→ What you will do:
Return all lines of the records that contain the word "Service".
*** Data ***
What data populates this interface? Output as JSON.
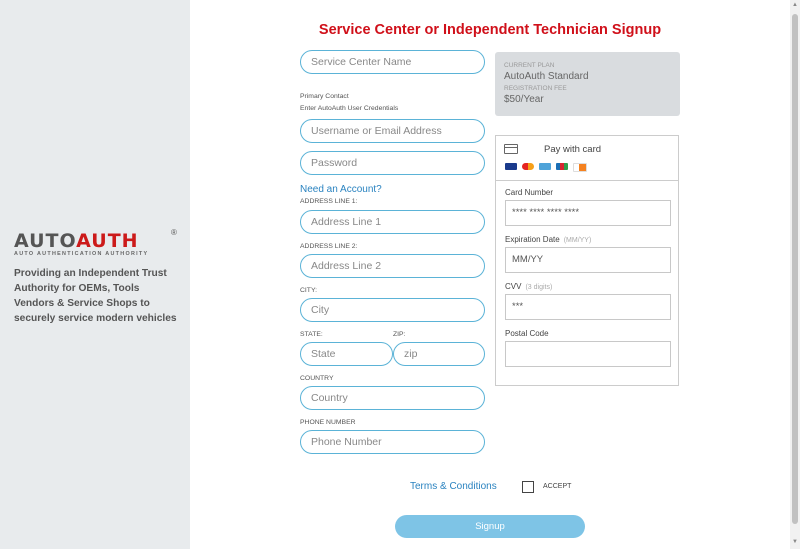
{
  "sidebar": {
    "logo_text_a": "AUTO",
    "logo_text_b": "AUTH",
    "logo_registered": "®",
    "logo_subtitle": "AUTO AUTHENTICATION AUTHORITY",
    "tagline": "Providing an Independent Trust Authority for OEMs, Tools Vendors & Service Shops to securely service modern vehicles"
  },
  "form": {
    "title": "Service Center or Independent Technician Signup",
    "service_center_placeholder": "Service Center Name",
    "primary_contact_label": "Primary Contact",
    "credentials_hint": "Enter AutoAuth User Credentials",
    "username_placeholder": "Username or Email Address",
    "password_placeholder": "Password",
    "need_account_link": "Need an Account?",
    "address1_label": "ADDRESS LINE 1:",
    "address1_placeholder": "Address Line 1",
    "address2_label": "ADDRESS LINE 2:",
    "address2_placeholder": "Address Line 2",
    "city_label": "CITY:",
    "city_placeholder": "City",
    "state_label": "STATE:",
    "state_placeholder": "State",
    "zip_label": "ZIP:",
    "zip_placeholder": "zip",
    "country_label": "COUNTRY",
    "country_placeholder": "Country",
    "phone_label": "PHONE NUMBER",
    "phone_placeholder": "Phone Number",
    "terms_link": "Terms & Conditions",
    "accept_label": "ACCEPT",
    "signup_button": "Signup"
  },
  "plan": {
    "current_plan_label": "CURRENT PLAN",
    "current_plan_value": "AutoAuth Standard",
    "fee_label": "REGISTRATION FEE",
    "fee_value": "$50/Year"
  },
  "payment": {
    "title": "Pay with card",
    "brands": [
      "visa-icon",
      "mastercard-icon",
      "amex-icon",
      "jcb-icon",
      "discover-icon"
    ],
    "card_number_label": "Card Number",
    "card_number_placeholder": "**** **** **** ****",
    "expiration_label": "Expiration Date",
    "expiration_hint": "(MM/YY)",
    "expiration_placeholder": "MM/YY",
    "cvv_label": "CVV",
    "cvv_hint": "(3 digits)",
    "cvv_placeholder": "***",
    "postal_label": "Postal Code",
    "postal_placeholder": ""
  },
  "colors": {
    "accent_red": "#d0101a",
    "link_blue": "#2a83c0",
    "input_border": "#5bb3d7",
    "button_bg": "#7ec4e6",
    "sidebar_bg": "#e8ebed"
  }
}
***
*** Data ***
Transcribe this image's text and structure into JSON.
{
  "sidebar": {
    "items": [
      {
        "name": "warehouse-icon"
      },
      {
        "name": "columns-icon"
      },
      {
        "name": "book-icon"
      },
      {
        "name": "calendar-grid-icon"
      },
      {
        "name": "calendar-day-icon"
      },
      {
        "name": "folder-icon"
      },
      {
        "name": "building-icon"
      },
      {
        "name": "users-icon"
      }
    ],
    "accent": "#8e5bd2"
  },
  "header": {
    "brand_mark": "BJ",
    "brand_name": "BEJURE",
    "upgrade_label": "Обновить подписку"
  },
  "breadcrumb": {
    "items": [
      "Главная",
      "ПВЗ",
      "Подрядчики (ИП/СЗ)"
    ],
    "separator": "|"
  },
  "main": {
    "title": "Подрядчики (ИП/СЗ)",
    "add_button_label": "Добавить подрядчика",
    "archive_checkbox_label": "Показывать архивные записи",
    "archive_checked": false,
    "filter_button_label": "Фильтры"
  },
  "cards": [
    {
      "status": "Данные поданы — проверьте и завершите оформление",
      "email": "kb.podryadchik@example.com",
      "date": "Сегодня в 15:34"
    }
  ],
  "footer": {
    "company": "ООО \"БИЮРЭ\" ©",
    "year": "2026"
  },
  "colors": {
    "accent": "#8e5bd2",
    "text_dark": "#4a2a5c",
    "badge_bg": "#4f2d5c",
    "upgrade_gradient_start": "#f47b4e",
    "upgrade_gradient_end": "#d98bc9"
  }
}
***
→ Response below:
    "tagline": "Providing an Independent Trust Authority for OEMs, Tools Vendors & Service Shops to securely service modern vehicles"
    "title": "Service Center or Independent Technician Signup",
    "service_center_placeholder": "Service Center Name",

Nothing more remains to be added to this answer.